● What is needed:
Identify each line below that contains the word "accent", and copy it out.

● Element data from apps and pages:
━━━━━━━━━━━━━━━━━━━━

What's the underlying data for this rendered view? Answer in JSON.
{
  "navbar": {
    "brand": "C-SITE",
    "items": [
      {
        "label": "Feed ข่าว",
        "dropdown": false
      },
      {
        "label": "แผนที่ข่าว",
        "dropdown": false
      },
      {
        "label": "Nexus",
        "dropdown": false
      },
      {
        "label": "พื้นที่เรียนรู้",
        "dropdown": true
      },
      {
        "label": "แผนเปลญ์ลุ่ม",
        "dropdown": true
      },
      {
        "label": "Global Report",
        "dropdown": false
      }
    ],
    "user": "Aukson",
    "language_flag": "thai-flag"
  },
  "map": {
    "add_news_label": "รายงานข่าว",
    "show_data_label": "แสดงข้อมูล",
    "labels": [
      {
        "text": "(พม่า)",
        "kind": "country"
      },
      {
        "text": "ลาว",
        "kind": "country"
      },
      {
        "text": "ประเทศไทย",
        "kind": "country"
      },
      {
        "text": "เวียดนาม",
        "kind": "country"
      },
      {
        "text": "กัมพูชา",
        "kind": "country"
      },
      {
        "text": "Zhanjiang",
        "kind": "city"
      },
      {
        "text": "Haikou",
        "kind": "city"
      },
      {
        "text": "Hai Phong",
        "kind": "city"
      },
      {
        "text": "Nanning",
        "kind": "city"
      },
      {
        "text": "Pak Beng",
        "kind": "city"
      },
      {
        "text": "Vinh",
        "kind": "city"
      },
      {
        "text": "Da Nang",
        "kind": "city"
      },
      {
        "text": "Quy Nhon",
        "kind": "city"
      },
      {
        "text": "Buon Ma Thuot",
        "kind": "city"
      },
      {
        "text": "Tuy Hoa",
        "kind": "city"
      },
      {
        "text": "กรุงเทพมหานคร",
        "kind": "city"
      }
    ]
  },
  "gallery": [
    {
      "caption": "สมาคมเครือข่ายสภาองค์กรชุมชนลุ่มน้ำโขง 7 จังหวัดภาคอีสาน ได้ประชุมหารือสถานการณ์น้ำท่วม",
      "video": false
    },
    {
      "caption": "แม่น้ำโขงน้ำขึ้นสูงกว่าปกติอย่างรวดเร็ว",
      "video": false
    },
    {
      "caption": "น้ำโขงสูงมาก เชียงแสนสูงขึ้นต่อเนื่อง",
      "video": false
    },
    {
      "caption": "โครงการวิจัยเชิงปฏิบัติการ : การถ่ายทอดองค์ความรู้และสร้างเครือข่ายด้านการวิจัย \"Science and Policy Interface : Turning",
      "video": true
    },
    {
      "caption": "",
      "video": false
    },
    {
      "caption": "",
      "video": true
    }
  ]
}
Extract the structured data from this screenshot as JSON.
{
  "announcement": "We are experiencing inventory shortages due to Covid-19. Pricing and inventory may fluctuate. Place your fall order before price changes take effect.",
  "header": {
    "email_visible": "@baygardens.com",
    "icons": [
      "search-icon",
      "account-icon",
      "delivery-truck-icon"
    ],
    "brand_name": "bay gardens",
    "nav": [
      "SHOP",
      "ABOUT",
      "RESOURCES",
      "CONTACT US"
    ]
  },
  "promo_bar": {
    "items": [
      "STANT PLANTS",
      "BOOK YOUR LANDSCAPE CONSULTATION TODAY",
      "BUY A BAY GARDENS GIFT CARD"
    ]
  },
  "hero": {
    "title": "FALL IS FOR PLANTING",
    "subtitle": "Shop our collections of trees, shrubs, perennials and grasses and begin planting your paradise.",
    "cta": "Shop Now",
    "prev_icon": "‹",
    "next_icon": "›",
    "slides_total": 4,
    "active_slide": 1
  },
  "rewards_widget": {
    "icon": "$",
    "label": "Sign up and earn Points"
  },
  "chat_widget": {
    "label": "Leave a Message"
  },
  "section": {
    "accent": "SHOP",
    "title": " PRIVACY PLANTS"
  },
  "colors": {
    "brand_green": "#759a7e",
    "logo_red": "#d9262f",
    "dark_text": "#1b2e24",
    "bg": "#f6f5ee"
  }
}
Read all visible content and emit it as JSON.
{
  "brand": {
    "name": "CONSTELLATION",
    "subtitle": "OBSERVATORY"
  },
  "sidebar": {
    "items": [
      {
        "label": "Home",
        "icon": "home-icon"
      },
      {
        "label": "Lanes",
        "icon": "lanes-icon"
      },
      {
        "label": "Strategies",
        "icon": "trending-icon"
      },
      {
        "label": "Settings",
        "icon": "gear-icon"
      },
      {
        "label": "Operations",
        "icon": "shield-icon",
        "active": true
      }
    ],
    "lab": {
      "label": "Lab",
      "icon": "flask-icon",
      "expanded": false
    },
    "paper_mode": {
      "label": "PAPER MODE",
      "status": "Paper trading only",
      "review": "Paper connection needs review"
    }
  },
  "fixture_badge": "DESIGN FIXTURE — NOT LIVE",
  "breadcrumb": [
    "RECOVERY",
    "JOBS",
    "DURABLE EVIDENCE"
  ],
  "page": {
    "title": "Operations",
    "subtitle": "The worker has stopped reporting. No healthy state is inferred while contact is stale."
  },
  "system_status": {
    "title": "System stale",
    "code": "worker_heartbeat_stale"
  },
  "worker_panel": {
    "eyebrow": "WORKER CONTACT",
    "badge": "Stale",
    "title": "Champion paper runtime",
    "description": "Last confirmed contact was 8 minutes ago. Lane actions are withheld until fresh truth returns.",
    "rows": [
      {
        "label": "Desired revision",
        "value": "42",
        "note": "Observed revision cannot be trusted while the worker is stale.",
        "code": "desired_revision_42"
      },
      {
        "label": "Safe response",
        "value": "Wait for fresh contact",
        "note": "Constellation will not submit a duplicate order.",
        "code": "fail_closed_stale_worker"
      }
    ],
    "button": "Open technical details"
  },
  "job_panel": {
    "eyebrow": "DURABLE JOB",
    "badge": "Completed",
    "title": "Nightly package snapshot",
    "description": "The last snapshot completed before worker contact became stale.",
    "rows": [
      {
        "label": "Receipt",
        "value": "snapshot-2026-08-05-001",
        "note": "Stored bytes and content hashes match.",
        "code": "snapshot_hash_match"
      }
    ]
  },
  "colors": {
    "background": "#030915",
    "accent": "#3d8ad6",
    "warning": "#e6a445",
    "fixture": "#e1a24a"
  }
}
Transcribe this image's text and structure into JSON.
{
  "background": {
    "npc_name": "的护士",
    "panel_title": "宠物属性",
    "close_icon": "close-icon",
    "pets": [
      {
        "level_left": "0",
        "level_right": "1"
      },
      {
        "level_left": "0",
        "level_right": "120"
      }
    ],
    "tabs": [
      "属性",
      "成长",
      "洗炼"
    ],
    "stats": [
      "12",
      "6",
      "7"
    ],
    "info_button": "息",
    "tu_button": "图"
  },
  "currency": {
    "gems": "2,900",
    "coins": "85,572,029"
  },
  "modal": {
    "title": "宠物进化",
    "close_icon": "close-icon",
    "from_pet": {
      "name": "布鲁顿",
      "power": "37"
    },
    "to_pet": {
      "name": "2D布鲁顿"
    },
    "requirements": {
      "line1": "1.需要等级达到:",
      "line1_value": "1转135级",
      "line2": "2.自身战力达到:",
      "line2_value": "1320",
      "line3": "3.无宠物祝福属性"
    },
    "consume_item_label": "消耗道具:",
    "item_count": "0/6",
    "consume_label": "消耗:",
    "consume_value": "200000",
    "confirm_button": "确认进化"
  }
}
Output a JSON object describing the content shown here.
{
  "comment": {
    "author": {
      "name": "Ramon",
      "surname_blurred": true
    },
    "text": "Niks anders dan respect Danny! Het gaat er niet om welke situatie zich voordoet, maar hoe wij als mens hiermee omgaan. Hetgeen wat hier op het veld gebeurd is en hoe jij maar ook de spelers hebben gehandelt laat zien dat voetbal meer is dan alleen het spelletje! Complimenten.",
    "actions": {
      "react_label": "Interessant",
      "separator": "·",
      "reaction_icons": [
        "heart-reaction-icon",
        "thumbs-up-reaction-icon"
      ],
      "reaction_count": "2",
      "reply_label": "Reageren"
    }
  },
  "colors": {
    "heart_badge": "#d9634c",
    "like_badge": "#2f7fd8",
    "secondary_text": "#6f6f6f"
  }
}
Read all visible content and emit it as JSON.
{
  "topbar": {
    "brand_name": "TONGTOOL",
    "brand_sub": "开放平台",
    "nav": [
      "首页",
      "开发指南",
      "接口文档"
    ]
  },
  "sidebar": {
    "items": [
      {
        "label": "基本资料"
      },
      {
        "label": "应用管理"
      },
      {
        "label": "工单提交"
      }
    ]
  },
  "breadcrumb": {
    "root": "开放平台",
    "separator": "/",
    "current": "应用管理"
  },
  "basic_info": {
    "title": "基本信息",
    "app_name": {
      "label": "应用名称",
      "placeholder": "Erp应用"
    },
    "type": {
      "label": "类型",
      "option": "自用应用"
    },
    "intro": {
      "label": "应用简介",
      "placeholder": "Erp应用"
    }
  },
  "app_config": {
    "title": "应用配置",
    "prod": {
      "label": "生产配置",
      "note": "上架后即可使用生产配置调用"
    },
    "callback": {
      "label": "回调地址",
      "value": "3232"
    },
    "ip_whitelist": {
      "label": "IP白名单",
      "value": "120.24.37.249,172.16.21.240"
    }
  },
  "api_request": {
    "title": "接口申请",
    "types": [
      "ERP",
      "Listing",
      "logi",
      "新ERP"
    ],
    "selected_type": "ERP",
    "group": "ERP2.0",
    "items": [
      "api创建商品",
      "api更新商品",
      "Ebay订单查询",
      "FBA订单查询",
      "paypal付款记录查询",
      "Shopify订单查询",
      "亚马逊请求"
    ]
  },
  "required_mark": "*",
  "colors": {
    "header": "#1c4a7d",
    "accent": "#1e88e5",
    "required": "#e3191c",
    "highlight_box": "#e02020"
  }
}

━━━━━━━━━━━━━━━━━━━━

● Written solution:
    "accent": "SHOP",
    "accent": "#3d8ad6",
    "accent": "#1e88e5",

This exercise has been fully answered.